Complete dentures can be either “conventional” or “immediate.” Made after the teeth have been removed and the gum tissue has begun to heal, a conventional denture is ready for placement in the mouth about eight to 12 weeks after the teeth have been removed.
Unlike conventional dentures, immediate dentures are made in advance and can be positioned as soon as the teeth are removed. As a result, the wearer does not have to be without teeth during the healing period. However, bones and gums shrink over time, especially during the healing period following tooth removal. Therefore a disadvantage of immediate dentures compared with conventional dentures is that they require more adjustments to fit properly during the healing process and generally should only be considered a temporary solution until conventional dentures can be made.
A removable partial denture usually consists of replacement teeth attached to a pink or gum-colored plastic base or by metal framework that holds the denture in place in the mouth. Partial dentures are used when one or more natural teeth remain in the upper or lower jaw.
How to clean dentures
Regardless of what kind of dentures you may have, all dentures need to be cleaned daily, just like regular teeth. Even though dentures are made up of artificial teeth, bacteria, plaque, and tartar still build up on them and can harm existing teeth and gums.
To clean your dentures, take them out of your mouth and run clean water over them to dislodge any food particles that may be stuck between teeth, along the gum line, or underneath the structure. Then brush the dentures all over with a denture brush or very soft toothbrush using a mild soap or denture cleaner. Be sure not to use any other cleaners, regular toothpaste, or electric toothbrushes as these are all too abrasive and can damage and wear away the denture materials. After cleaning, make sure to rinse them well.
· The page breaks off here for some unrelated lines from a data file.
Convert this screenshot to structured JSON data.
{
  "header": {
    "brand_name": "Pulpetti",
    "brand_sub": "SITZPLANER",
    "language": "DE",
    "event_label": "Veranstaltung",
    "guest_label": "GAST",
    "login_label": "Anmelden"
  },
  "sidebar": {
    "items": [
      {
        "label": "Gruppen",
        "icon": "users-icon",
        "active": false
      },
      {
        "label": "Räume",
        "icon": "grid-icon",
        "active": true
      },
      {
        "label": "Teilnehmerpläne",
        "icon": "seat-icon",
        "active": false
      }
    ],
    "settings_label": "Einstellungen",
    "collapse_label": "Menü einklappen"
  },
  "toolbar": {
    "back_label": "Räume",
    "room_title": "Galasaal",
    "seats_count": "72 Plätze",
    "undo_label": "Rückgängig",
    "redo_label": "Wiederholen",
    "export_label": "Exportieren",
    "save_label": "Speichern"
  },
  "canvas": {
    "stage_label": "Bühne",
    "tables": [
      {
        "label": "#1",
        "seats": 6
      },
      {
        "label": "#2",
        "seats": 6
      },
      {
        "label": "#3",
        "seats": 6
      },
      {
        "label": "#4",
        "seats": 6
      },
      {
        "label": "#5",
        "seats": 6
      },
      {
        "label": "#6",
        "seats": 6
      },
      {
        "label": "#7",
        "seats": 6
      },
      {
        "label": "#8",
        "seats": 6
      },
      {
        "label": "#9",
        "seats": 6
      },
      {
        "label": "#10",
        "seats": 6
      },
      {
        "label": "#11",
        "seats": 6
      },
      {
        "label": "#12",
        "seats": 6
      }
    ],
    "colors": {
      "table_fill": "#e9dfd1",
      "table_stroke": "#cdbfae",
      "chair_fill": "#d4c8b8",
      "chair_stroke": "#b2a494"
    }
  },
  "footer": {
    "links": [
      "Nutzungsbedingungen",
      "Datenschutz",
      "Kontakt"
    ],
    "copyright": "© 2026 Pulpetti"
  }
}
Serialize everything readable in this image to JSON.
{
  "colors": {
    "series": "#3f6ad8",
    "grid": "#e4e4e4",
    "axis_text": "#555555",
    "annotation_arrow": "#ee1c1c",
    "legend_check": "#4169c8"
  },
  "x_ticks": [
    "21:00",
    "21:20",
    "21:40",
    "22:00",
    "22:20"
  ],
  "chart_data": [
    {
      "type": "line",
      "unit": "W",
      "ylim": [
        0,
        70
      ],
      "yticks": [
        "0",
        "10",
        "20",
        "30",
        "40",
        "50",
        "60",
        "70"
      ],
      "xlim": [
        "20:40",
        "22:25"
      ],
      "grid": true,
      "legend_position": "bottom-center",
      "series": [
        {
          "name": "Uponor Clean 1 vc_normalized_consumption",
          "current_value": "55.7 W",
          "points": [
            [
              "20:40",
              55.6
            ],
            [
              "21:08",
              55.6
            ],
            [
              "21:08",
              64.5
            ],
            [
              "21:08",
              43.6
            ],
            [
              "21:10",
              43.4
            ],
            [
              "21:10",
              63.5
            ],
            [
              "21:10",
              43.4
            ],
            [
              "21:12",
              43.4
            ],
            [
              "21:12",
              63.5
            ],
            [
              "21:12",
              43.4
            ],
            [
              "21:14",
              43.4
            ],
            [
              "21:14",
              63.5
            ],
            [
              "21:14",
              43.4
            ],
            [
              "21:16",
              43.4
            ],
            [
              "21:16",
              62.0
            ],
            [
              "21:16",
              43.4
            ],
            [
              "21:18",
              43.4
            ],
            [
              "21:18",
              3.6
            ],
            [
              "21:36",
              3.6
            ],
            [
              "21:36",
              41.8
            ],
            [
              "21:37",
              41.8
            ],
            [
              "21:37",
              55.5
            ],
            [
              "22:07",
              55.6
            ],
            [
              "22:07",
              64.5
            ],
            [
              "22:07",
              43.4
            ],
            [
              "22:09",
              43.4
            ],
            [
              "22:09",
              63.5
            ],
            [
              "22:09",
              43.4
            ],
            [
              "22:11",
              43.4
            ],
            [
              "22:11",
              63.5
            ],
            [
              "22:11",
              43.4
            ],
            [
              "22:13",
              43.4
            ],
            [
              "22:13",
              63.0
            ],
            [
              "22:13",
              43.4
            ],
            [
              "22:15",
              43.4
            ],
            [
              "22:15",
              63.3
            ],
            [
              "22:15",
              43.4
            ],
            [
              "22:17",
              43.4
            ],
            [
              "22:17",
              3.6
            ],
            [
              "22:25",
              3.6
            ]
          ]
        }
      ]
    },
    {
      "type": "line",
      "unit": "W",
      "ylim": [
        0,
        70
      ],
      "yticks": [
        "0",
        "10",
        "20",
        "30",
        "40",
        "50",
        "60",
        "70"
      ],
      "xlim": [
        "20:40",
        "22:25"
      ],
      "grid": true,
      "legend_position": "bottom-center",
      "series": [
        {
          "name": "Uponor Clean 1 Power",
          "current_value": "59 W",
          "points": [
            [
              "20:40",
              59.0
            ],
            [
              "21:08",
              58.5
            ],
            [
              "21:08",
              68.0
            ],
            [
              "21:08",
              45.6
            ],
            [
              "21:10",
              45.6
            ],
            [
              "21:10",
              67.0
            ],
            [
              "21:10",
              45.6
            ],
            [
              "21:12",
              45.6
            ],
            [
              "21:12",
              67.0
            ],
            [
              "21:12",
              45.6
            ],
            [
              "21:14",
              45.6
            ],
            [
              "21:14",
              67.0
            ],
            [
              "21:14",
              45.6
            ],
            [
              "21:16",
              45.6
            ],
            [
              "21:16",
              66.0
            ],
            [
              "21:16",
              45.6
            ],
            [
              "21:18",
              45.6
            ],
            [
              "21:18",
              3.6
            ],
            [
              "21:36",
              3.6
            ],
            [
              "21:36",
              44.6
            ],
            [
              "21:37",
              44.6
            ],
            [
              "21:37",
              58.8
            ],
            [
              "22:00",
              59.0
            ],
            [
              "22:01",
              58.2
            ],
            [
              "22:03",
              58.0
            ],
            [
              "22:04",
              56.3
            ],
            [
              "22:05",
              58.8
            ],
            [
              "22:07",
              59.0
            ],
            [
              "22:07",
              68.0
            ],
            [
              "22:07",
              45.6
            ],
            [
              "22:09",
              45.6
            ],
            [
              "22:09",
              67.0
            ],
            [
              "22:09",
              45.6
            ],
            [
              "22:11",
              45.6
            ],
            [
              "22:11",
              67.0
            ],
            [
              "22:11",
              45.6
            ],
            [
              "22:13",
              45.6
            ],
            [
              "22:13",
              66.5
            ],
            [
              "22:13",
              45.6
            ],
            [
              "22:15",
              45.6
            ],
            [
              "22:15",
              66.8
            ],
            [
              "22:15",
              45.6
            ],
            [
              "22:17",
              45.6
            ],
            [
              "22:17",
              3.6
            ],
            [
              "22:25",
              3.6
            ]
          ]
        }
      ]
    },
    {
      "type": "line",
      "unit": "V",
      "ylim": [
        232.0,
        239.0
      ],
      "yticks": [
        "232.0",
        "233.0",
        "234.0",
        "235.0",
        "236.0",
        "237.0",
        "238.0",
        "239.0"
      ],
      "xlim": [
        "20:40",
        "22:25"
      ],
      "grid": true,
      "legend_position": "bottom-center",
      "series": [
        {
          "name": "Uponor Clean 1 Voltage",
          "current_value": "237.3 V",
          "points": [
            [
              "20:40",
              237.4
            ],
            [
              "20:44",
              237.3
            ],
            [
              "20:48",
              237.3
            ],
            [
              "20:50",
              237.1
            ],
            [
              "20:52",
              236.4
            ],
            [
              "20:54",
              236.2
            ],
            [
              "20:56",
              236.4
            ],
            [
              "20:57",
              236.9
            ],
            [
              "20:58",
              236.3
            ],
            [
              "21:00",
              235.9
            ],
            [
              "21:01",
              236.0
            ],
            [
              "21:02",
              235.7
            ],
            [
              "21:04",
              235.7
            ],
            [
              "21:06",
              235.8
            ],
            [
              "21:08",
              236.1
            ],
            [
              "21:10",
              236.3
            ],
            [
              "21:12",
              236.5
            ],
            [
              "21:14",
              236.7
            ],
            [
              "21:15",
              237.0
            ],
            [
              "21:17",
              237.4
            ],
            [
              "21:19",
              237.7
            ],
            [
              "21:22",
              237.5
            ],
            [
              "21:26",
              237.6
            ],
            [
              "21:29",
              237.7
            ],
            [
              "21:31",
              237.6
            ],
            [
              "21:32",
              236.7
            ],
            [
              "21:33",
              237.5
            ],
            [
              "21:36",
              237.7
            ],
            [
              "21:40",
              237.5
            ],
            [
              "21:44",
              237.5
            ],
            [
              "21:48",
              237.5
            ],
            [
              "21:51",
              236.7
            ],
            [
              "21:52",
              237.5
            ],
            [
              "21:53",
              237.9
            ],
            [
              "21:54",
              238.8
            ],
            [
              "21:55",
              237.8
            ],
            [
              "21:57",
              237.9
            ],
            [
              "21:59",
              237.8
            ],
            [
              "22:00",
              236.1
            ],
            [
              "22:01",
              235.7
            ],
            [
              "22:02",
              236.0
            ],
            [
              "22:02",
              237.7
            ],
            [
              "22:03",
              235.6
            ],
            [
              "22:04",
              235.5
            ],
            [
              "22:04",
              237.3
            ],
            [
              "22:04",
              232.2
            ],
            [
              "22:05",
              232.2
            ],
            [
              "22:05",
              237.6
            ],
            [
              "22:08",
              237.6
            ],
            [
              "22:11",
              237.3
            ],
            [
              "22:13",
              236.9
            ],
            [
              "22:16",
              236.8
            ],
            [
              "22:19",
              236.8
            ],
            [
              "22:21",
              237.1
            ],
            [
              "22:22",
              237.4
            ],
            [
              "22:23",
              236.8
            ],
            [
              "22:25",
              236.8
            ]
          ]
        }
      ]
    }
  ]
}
While your dentures are out of your mouth, be sure to clean your gums and any natural teeth with a very soft and wet toothbrush and fluoridated toothpaste if needed. If your toothbrush is too harsh, wrap your finger in a wet, soft washcloth and gently rub your gums, making sure to cover all surfaces.